As we sit here frustrated with no Pac-12 football, a tweet yesterday caught my attention. Brett Ciancia, owner of Pick Six Previews, put out a tweet regarding his player development metrics. He says it calculates “NFL Draft production ahead of expectation from raw recruiting rankings.” For the second year in a row, the University of Utah was at the top of the list. This got me thinking, are the Utes one of the biggest beneficiaries — if there are any — of the abbreviated-or-canceled season?

Under Head Coach Kyle Whittingham, the Utah program has sent 47 players to the NFL, with 31 of those coming in the Pac-12 era. Since they started Pac-12 play in 2011, they’ve had one recruiting class ranked no. 25 by Rivals and also bottomed out at no. 66. Why is all of that important? It goes back to Ciancia’s player development metric. The Utah staff is known for getting the most out of their players. It’s not just finding the diamonds-in-the-rough, in which other schools have begun to piggyback off of Utah’s defensive scholarship offers; the Utes have a knack for developing talent, whether through the weight room or scouting them for a more ideal position.

So what does this have to do with them being the biggest beneficiaries of an abbreviated season?

Make no mistake, after last season’s historic senior class, the Utes were depleted. In 2020 they needed to replace their entire secondary and all but two defensive starters. The offense wasn’t hit as bad with numbers, but it was nearly depleted of all of its difference makers other than Brant Kuithe and Britain Covey.

With the extended time to practice — that’s right, the Utes are still doing positional drills until told otherwise — their player development with the young team will be in full force. There’s also the new rule in which players' NCAA clocks won’t run by playing in the spring or by choosing to opt out for the year.

With that in mind, three areas stand to benefit the team even more than others: quarterback, running back, and the secondary. The quarterback battle between Cameron Rising and Jake Bentley will become even more intense, as Bentley proved himself in the SEC and Rising is considered a future star. At running back, Devin Brumfield was a near lock to start, but now the younger guys like Micah Bernard, Jordan Wilmore and TJ Green, will get more practice and more time to develop. In the secondary, extended time is key, as coaches Morgan Scalley and Sharrieff Shah are two of the most well-respected talent developers around.

No one is happy that the season has been delayed. The Week 1 NCAA rankings are nice, but also viewed as a slap in the face, as Utah appeared in both the AP and the Coaches Polls. However, when an abbreviated spring season rolls around, it’ll set the Utes up faster for success than it likely would have happened otherwise. Then when the fall 2021 season begins, the Utes will have benefited from all of this development time and their guys not losing a year of eligibility.

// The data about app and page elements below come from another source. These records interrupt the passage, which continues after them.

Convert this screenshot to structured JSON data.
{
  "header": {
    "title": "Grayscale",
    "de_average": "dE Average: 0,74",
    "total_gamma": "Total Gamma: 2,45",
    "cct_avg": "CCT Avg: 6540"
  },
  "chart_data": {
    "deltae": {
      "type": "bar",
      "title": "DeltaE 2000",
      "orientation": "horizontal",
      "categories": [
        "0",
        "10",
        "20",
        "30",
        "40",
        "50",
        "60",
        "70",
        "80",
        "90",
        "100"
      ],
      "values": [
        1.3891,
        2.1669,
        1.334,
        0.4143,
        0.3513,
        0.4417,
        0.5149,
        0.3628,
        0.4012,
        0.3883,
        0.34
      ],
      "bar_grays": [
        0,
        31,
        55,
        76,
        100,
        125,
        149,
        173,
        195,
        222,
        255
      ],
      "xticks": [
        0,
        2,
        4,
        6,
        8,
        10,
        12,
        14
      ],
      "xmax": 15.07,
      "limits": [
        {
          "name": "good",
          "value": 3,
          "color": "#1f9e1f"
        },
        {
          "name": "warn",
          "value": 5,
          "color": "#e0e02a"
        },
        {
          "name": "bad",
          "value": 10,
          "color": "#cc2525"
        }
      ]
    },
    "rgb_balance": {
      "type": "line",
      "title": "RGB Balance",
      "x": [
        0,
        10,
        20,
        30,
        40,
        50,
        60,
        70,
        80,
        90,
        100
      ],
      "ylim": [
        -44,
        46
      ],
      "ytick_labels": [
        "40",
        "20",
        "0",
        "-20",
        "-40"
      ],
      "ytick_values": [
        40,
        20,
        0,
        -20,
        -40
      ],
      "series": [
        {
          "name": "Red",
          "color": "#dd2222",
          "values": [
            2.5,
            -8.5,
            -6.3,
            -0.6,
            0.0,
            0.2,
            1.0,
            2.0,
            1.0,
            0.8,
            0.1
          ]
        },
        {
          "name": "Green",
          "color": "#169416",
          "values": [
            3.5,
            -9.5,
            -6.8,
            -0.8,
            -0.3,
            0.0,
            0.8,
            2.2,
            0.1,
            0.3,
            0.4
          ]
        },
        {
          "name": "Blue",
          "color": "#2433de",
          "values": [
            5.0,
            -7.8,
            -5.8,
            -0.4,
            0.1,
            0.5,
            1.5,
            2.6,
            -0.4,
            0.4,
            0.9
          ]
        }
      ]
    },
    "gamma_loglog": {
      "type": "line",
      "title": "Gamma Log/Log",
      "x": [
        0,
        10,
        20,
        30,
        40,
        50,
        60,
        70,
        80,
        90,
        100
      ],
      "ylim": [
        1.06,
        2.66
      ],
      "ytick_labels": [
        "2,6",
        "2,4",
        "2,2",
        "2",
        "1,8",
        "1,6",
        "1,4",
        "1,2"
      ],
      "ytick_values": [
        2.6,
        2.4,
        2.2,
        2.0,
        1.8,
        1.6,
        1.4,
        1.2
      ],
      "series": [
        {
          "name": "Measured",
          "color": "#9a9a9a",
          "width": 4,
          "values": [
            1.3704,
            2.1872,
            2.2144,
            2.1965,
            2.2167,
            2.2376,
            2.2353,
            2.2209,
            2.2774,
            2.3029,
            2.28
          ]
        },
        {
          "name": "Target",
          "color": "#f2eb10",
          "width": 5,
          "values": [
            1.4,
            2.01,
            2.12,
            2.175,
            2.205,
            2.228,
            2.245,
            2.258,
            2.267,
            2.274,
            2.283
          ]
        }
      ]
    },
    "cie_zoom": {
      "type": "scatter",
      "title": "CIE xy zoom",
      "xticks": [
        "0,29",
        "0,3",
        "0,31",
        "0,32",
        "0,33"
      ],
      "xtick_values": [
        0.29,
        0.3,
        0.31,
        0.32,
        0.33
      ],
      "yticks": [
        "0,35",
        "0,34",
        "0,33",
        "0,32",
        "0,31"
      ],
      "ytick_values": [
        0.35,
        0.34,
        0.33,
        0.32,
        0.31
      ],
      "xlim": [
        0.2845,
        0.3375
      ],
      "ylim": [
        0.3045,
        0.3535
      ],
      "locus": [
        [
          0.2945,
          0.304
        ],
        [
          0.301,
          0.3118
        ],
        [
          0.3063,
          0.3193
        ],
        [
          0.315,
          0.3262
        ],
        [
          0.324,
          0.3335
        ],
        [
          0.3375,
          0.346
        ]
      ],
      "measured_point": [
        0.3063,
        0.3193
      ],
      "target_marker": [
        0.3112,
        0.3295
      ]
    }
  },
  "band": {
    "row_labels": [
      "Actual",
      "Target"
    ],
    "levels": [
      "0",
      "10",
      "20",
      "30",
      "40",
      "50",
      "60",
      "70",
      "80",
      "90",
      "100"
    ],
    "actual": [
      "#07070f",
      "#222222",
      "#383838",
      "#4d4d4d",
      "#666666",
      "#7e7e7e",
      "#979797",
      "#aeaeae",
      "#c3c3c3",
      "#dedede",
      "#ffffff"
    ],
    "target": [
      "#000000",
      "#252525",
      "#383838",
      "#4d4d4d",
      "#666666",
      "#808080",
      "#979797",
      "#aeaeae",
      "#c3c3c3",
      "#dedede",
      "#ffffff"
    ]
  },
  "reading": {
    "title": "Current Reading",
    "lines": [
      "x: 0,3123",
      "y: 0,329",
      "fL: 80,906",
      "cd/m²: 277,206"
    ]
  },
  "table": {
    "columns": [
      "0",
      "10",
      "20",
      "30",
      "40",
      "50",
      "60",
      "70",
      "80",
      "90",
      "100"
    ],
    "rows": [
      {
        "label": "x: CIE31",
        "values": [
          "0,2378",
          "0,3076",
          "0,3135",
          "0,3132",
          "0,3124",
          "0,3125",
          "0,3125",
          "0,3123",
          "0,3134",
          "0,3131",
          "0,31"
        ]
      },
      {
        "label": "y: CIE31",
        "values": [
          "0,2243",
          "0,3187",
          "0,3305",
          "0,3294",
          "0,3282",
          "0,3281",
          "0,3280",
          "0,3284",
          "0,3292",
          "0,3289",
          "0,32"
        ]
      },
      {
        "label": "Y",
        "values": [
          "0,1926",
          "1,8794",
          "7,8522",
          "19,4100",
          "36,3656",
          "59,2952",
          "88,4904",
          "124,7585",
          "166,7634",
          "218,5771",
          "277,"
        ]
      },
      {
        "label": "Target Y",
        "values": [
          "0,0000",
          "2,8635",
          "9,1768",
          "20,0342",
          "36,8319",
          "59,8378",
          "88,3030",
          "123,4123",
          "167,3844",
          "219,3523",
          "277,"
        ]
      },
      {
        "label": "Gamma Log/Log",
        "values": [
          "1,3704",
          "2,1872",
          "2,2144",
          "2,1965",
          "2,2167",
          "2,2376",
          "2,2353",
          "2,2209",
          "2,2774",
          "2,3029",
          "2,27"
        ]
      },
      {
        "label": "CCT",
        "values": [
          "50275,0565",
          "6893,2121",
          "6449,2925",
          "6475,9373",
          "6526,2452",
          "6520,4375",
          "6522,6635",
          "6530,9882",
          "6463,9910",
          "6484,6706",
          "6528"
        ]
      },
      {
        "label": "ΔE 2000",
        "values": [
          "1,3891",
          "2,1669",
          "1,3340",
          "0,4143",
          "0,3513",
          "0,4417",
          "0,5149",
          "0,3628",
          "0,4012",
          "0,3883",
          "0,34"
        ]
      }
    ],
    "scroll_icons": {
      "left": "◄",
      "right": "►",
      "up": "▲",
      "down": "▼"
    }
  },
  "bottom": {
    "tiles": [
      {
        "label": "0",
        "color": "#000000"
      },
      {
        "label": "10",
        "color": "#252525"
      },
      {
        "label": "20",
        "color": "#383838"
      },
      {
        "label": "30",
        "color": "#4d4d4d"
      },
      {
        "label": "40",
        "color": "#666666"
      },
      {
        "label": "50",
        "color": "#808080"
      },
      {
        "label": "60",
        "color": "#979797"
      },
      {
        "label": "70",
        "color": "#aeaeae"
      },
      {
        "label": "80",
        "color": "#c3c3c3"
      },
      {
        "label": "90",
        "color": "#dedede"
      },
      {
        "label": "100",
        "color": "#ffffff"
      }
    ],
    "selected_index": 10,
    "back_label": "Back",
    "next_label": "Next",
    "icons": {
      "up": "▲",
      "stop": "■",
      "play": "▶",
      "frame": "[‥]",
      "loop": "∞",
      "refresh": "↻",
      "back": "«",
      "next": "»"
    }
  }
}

That’s the positive spin to this craziness, as we all suffer through a fall with no Pac-12 football. The Utes will be back soon and better for it.